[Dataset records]

┌──

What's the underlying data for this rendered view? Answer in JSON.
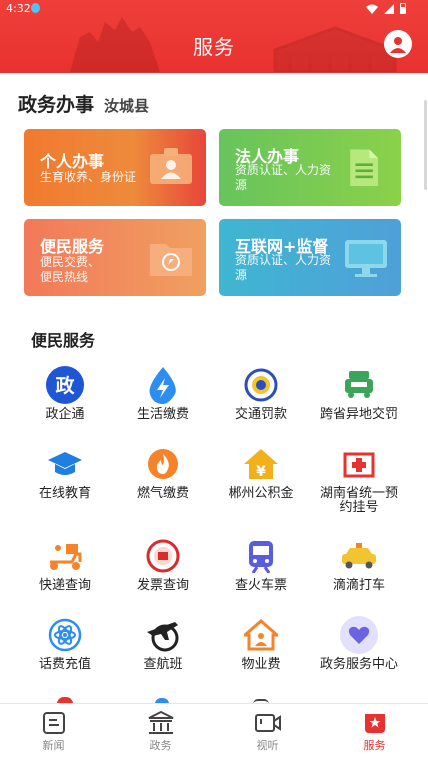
{
  "status_bar": {
    "time": "4:32"
  },
  "header": {
    "title": "服务"
  },
  "section": {
    "title": "政务办事",
    "county": "汝城县"
  },
  "cards": [
    {
      "title": "个人办事",
      "subtitle": "生育收养、身份证",
      "color": "#ee8a3c"
    },
    {
      "title": "法人办事",
      "subtitle": "资质认证、人力资源",
      "color": "#7ccc50"
    },
    {
      "title": "便民服务",
      "subtitle": "便民交费、便民热线",
      "color": "#f08a5c"
    },
    {
      "title": "互联网+监督",
      "subtitle": "资质认证、人力资源",
      "color": "#45acd5"
    }
  ],
  "services": {
    "title": "便民服务",
    "items": [
      {
        "label": "政企通",
        "icon": "zheng-badge-icon"
      },
      {
        "label": "生活缴费",
        "icon": "water-drop-bolt-icon"
      },
      {
        "label": "交通罚款",
        "icon": "police-emblem-icon"
      },
      {
        "label": "跨省异地交罚",
        "icon": "car-icon"
      },
      {
        "label": "在线教育",
        "icon": "graduation-cap-icon"
      },
      {
        "label": "燃气缴费",
        "icon": "flame-icon"
      },
      {
        "label": "郴州公积金",
        "icon": "house-yen-icon"
      },
      {
        "label": "湖南省统一预约挂号",
        "icon": "hospital-icon"
      },
      {
        "label": "快递查询",
        "icon": "delivery-scooter-icon"
      },
      {
        "label": "发票查询",
        "icon": "invoice-seal-icon"
      },
      {
        "label": "查火车票",
        "icon": "train-icon"
      },
      {
        "label": "滴滴打车",
        "icon": "taxi-icon"
      },
      {
        "label": "话费充值",
        "icon": "atom-icon"
      },
      {
        "label": "查航班",
        "icon": "airplane-globe-icon"
      },
      {
        "label": "物业费",
        "icon": "house-person-icon"
      },
      {
        "label": "政务服务中心",
        "icon": "heart-hands-icon"
      }
    ]
  },
  "nav": [
    {
      "label": "新闻",
      "icon": "news-icon"
    },
    {
      "label": "政务",
      "icon": "government-building-icon"
    },
    {
      "label": "视听",
      "icon": "video-camera-icon"
    },
    {
      "label": "服务",
      "icon": "service-star-icon",
      "active": true
    }
  ],
  "colors": {
    "brand_red": "#e8322f",
    "active_tab": "#e8322f"
  }
}
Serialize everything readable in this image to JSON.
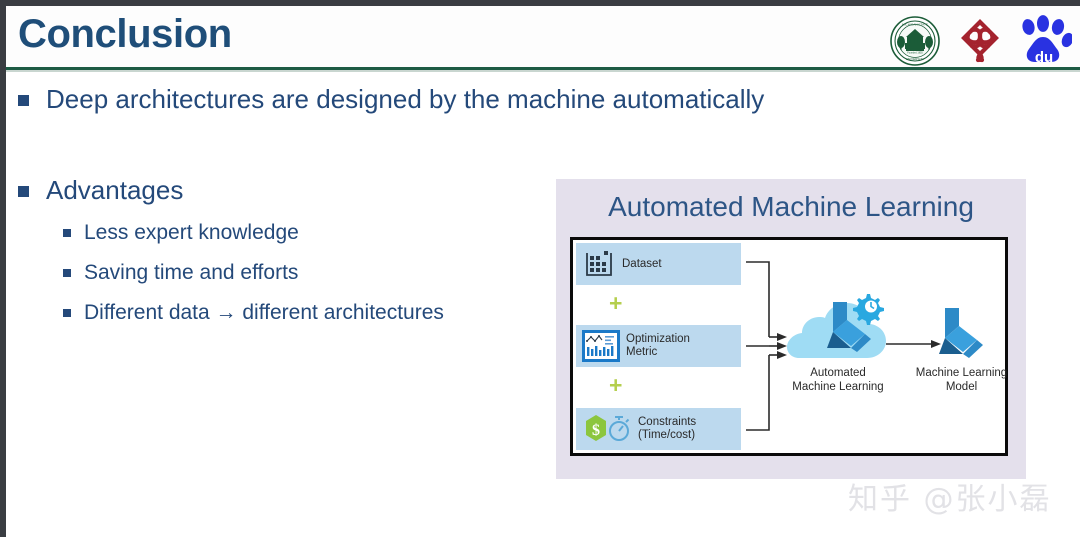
{
  "slide": {
    "title": "Conclusion",
    "accent_blue": "#24497a",
    "rule_green": "#1d5b44",
    "panel_bg": "#e4e0ec"
  },
  "logos": [
    {
      "name": "michigan-state-university-seal",
      "alt": "Michigan State University seal",
      "color": "#1b5c38"
    },
    {
      "name": "hong-kong-polytechnic-university-logo",
      "alt": "PolyU knot logo",
      "color": "#a4232e"
    },
    {
      "name": "baidu-logo",
      "alt": "Baidu paw logo",
      "color": "#2932e1"
    }
  ],
  "bullets": [
    {
      "level": 1,
      "text": "Deep architectures are designed by the machine automatically"
    },
    {
      "level": 1,
      "text": "Advantages"
    },
    {
      "level": 2,
      "text": "Less expert knowledge"
    },
    {
      "level": 2,
      "text": "Saving time and efforts"
    },
    {
      "level": 2,
      "text": "Different data → different architectures"
    }
  ],
  "figure": {
    "title": "Automated Machine Learning",
    "inputs": [
      {
        "label": "Dataset",
        "label2": "",
        "icon": "dataset-grid-icon"
      },
      {
        "label": "Optimization",
        "label2": "Metric",
        "icon": "bar-chart-icon"
      },
      {
        "label": "Constraints",
        "label2": "(Time/cost)",
        "icon": "dollar-stopwatch-icon"
      }
    ],
    "connectors": [
      "+",
      "+"
    ],
    "process": {
      "line1": "Automated",
      "line2": "Machine Learning",
      "icon": "cloud-ml-gear-icon"
    },
    "output": {
      "line1": "Machine Learning",
      "line2": "Model",
      "icon": "ml-model-icon"
    }
  },
  "watermark": {
    "text": "知乎 @张小磊"
  }
}
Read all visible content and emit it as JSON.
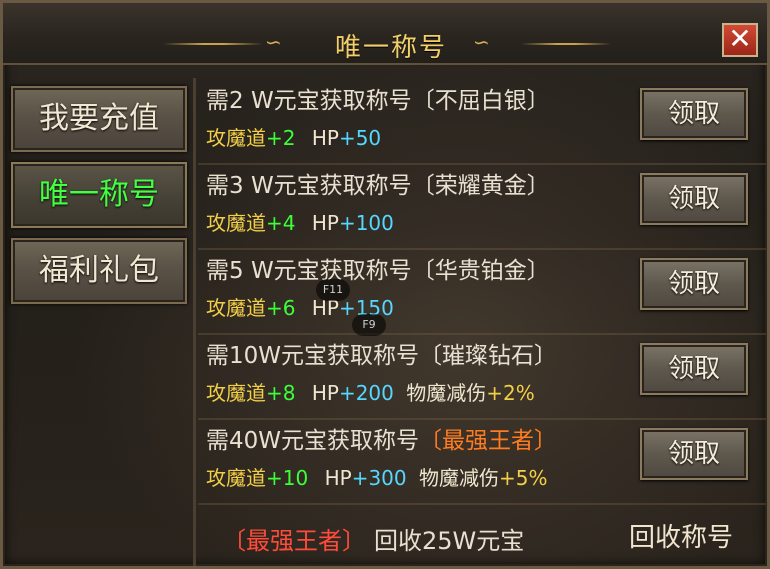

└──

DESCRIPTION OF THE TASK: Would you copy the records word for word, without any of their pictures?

TASK OUTPUT:
What's the underlying data for this rendered view? Answer in JSON.
{
  "status_bar": {
    "time": "4:32"
  },
  "header": {
    "title": "服务"
  },
  "section": {
    "title": "政务办事",
    "county": "汝城县"
  },
  "cards": [
    {
      "title": "个人办事",
      "subtitle": "生育收养、身份证",
      "color": "#ee8a3c"
    },
    {
      "title": "法人办事",
      "subtitle": "资质认证、人力资源",
      "color": "#7ccc50"
    },
    {
      "title": "便民服务",
      "subtitle": "便民交费、便民热线",
      "color": "#f08a5c"
    },
    {
      "title": "互联网+监督",
      "subtitle": "资质认证、人力资源",
      "color": "#45acd5"
    }
  ],
  "services": {
    "title": "便民服务",
    "items": [
      {
        "label": "政企通",
        "icon": "zheng-badge-icon"
      },
      {
        "label": "生活缴费",
        "icon": "water-drop-bolt-icon"
      },
      {
        "label": "交通罚款",
        "icon": "police-emblem-icon"
      },
      {
        "label": "跨省异地交罚",
        "icon": "car-icon"
      },
      {
        "label": "在线教育",
        "icon": "graduation-cap-icon"
      },
      {
        "label": "燃气缴费",
        "icon": "flame-icon"
      },
      {
        "label": "郴州公积金",
        "icon": "house-yen-icon"
      },
      {
        "label": "湖南省统一预约挂号",
        "icon": "hospital-icon"
      },
      {
        "label": "快递查询",
        "icon": "delivery-scooter-icon"
      },
      {
        "label": "发票查询",
        "icon": "invoice-seal-icon"
      },
      {
        "label": "查火车票",
        "icon": "train-icon"
      },
      {
        "label": "滴滴打车",
        "icon": "taxi-icon"
      },
      {
        "label": "话费充值",
        "icon": "atom-icon"
      },
      {
        "label": "查航班",
        "icon": "airplane-globe-icon"
      },
      {
        "label": "物业费",
        "icon": "house-person-icon"
      },
      {
        "label": "政务服务中心",
        "icon": "heart-hands-icon"
      }
    ]
  },
  "nav": [
    {
      "label": "新闻",
      "icon": "news-icon"
    },
    {
      "label": "政务",
      "icon": "government-building-icon"
    },
    {
      "label": "视听",
      "icon": "video-camera-icon"
    },
    {
      "label": "服务",
      "icon": "service-star-icon",
      "active": true
    }
  ],
  "colors": {
    "brand_red": "#e8322f",
    "active_tab": "#e8322f"
  }
}
Serialize everything readable in this image to JSON.
{
  "slide": {
    "title": "Conclusion",
    "accent_blue": "#24497a",
    "rule_green": "#1d5b44",
    "panel_bg": "#e4e0ec"
  },
  "logos": [
    {
      "name": "michigan-state-university-seal",
      "alt": "Michigan State University seal",
      "color": "#1b5c38"
    },
    {
      "name": "hong-kong-polytechnic-university-logo",
      "alt": "PolyU knot logo",
      "color": "#a4232e"
    },
    {
      "name": "baidu-logo",
      "alt": "Baidu paw logo",
      "color": "#2932e1"
    }
  ],
  "bullets": [
    {
      "level": 1,
      "text": "Deep architectures are designed by the machine automatically"
    },
    {
      "level": 1,
      "text": "Advantages"
    },
    {
      "level": 2,
      "text": "Less expert knowledge"
    },
    {
      "level": 2,
      "text": "Saving time and efforts"
    },
    {
      "level": 2,
      "text": "Different data → different architectures"
    }
  ],
  "figure": {
    "title": "Automated Machine Learning",
    "inputs": [
      {
        "label": "Dataset",
        "label2": "",
        "icon": "dataset-grid-icon"
      },
      {
        "label": "Optimization",
        "label2": "Metric",
        "icon": "bar-chart-icon"
      },
      {
        "label": "Constraints",
        "label2": "(Time/cost)",
        "icon": "dollar-stopwatch-icon"
      }
    ],
    "connectors": [
      "+",
      "+"
    ],
    "process": {
      "line1": "Automated",
      "line2": "Machine Learning",
      "icon": "cloud-ml-gear-icon"
    },
    "output": {
      "line1": "Machine Learning",
      "line2": "Model",
      "icon": "ml-model-icon"
    }
  },
  "watermark": {
    "text": "知乎 @张小磊"
  }
}
Read all visible content and emit it as JSON.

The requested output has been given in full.